NEW YORK (Reuters) - Mimi Haleyi, one of the woman former Hollywood producer Harvey Weinstein is charged with sexually assaulting, told a jury on Monday he “lunged” at her in his New York City home in 2006, backing her into a bedroom and forcing oral sex on her.
Haleyi, a former production assistant, began crying as she testified in a Manhattan courtroom while Weinstein watched from the defense table.
Weinstein, 67, has pleaded not guilty to sexually assaulting Haleyi and Jessica Mann.
One of Weinstein’s lawyers, Damon Cheronis, on cross-examination pressed Haleyi about her continued contact with Weinstein for several years after the alleged assault, showing her messages she sent him signed “lots of love” and “peace and love.”
Since 2017, more than 80 women, including many famous actresses, have accused Weinstein of sexual misconduct.
Weinstein, who reshaped the independent film industry with critically acclaimed pictures such as “The English Patient” and “Shakespeare in Love,” has denied the allegations and said any sexual encounters were consensual.
The trial is widely seen as a watershed moment for the #MeToo movement, in which women have accused powerful men in business, entertainment, media and politics of sexual misconduct.
Haleyi, 42, said Weinstein invited her to his SoHo home after she had worked on one of his television productions.
“At some point, fairly soon into meeting him there, he kind of came towards me and lunged at me,” she said. “I got up from the sofa and said, ‘Oh, no, no, no.’”
Haleyi said Weinstein backed her into a bedroom, held her down on the bed and forced himself on her orally.
She testified that she told Weinstein she had a tampon in, but that he pulled it out.
Haleyi said she subsequently accepted an invitation from Weinstein to meet him at a Tribeca hotel.
“I believe I was trying to regain some sort of power or something,” she said.
When she met him, Haleyi said, Weinstein immediately pulled her onto the bed and had sex with her, calling her a “whore” and a “bitch.” She said that she did not fight back, but did not want to have sex with him.
Haleyi said that she blamed herself for that encounter.
Weinstein has not been criminally charged over Haleyi’s second allegation.
On cross-examination, Cheronis asked Haleyi whether she had accepted trips to Los Angeles and London paid for by Weinstein shortly after the alleged attack, and questioned her decision to meet him again in London.

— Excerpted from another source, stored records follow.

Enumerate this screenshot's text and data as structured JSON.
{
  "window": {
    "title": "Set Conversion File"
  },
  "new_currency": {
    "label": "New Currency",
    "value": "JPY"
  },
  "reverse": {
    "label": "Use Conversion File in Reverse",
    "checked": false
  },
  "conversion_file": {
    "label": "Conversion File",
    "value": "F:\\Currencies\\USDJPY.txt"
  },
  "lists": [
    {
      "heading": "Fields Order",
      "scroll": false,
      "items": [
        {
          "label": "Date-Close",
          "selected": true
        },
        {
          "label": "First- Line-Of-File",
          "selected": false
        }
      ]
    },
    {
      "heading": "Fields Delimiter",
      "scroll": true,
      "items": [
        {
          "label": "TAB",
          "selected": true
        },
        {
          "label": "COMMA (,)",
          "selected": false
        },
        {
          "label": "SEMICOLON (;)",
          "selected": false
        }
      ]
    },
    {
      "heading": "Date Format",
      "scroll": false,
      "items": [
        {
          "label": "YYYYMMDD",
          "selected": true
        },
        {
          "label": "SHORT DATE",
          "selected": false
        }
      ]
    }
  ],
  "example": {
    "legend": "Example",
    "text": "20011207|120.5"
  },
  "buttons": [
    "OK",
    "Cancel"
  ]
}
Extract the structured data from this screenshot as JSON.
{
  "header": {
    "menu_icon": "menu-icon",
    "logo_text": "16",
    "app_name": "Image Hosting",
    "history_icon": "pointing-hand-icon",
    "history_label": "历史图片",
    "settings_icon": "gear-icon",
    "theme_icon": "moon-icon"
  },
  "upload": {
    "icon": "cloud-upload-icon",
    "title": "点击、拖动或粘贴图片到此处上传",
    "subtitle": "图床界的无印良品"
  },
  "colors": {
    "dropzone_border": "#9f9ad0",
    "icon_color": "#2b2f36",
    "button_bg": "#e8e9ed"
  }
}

Cheronis presented Haleyi with several messages in which she asked Weinstein about possible jobs or, in one instance, feedback on a television concept.
Haleyi said she stayed in touch with Weinstein because he was powerful in her industry, and she needed work.
“I asked for jobs from many people, including Harvey Weinstein,” she said.
Under follow-up questioning by a prosecutor, Haleyi said she had “buried” memories of the alleged assault during the time she was in contact with Weinstein.
“Because I felt trapped and not really able to do anything about it ... I decided to just almost pretend it didn’t happen and just put it aside and carry on as usual,” she said.
Weinstein’s lawyers have said that messages from his accusers would show that their relationships with him were consensual.
Last week actress Annabella Sciorra testified that Weinstein violently raped her in her Manhattan apartment in the early 1990s.
While Sciorra’s allegation is too old to support a separate rape charge against Weinstein, prosecutors hope it will show he is a repeat sexual predator - a charge that could put him in prison for life.
Reporting by Brendan Pierson in New York; Editing by Noeleen Walder, Grant McCool and Tom Brown